WHAT TO DO =
Find the lines below that contain "placeholder" and tally them. Return only the total.

MATERIALS PROVIDED =
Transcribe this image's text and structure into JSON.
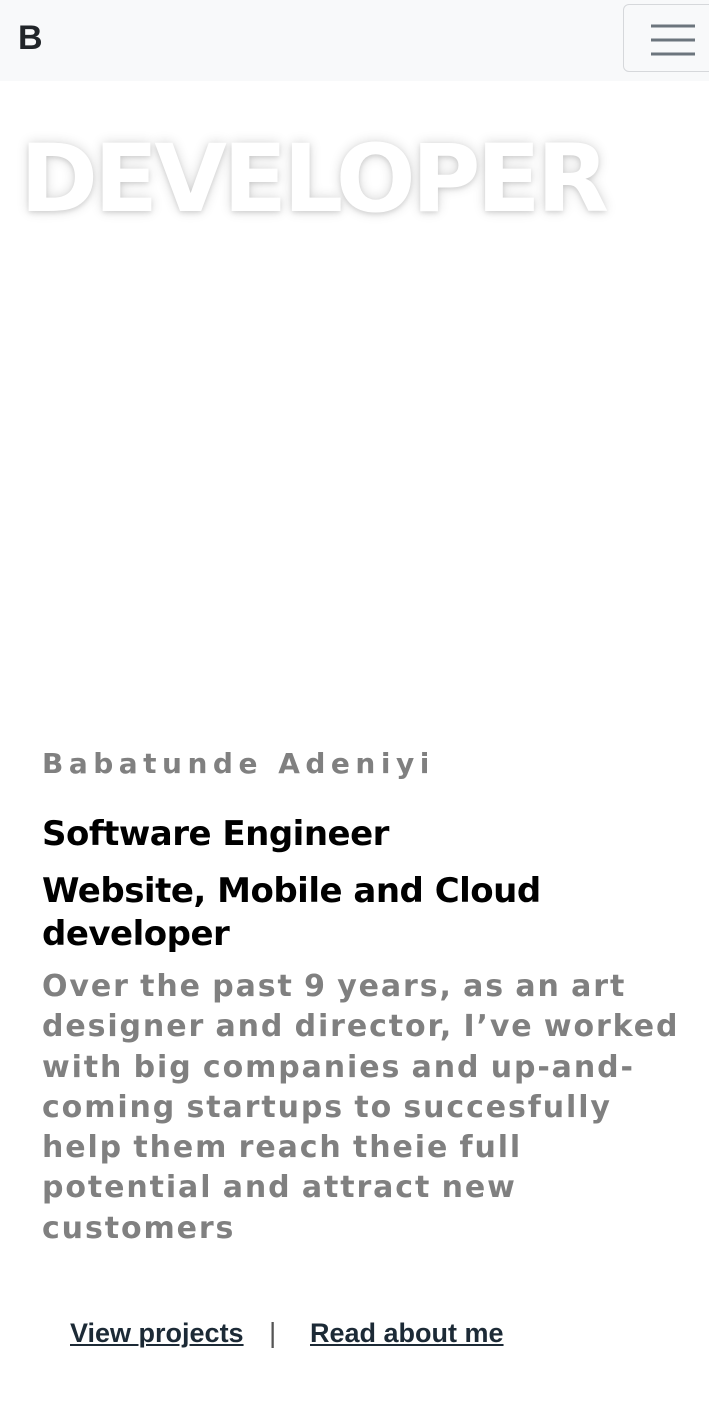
{
  "navbar": {
    "brand": "B",
    "toggler_icon": "hamburger-menu-icon"
  },
  "hero": {
    "background_word": "DEVELOPER",
    "name": "Babatunde Adeniyi",
    "role": "Software Engineer",
    "subrole": "Website, Mobile and Cloud developer",
    "description": "Over the past 9 years, as an art designer and director, I’ve worked with big companies and up-and-coming startups to succesfully help them reach theie full potential and attract new customers"
  },
  "actions": {
    "view_projects": "View projects",
    "separator": "|",
    "read_about": "Read about me"
  },
  "colors": {
    "navbar_bg": "#f8f9fa",
    "muted_text": "#808080",
    "heading_text": "#000000",
    "link_text": "#1c2a36",
    "link_highlight": "#7ec4de"
  }
}
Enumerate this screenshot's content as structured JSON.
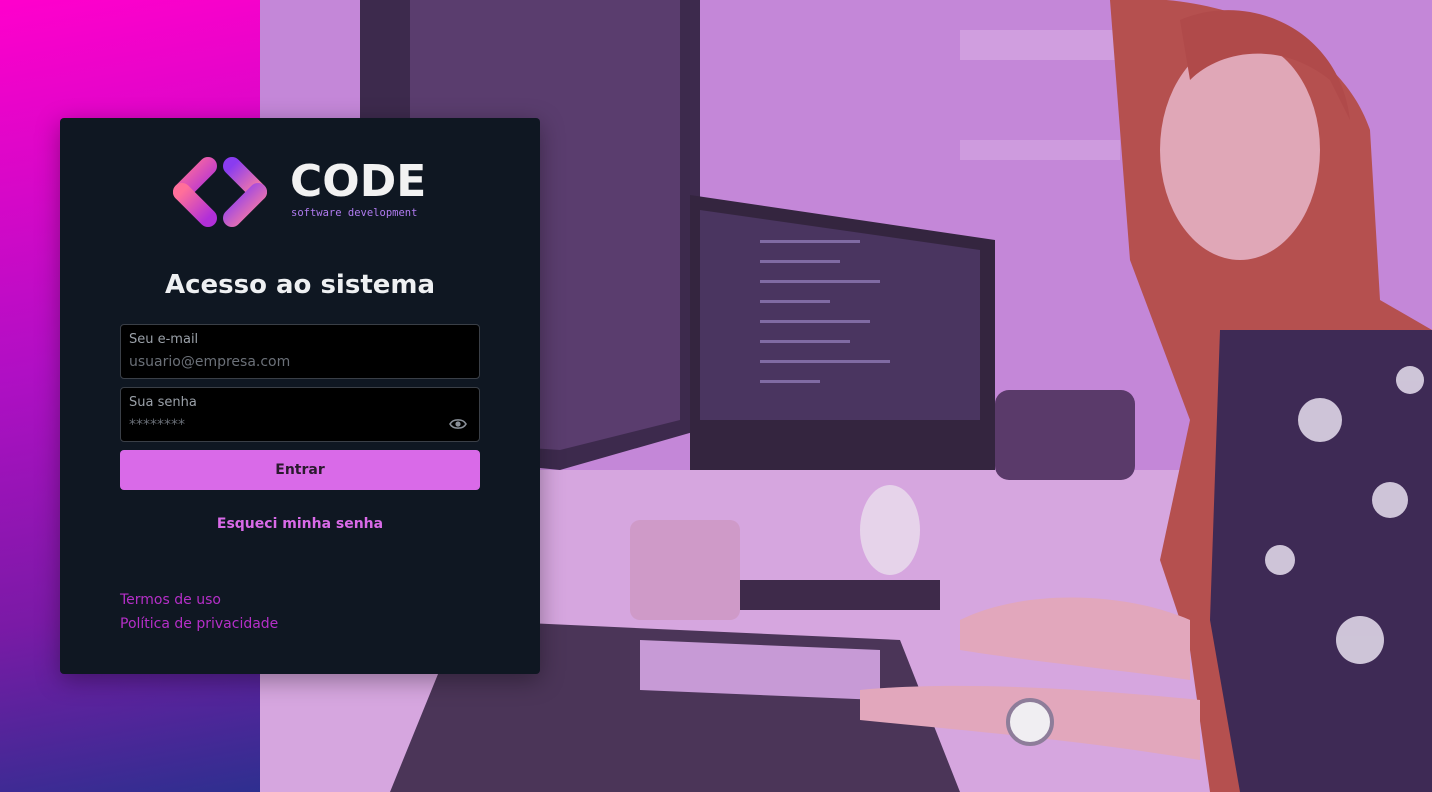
{
  "brand": {
    "name": "CODE",
    "tagline": "software development",
    "colors": {
      "accent": "#d96ae8",
      "link": "#b52fc8",
      "card_bg": "#0f1722",
      "gradient_top": "#ff00cc",
      "gradient_bottom": "#2e2f8f"
    }
  },
  "login": {
    "title": "Acesso ao sistema",
    "email": {
      "label": "Seu e-mail",
      "placeholder": "usuario@empresa.com",
      "value": ""
    },
    "password": {
      "label": "Sua senha",
      "placeholder": "********",
      "value": "",
      "toggle_icon": "eye-icon"
    },
    "submit_label": "Entrar",
    "forgot_label": "Esqueci minha senha"
  },
  "footer": {
    "terms_label": "Termos de uso",
    "privacy_label": "Política de privacidade"
  },
  "background": {
    "photo_description_icon": "office-photo"
  }
}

WRITTEN SOLUTION =
2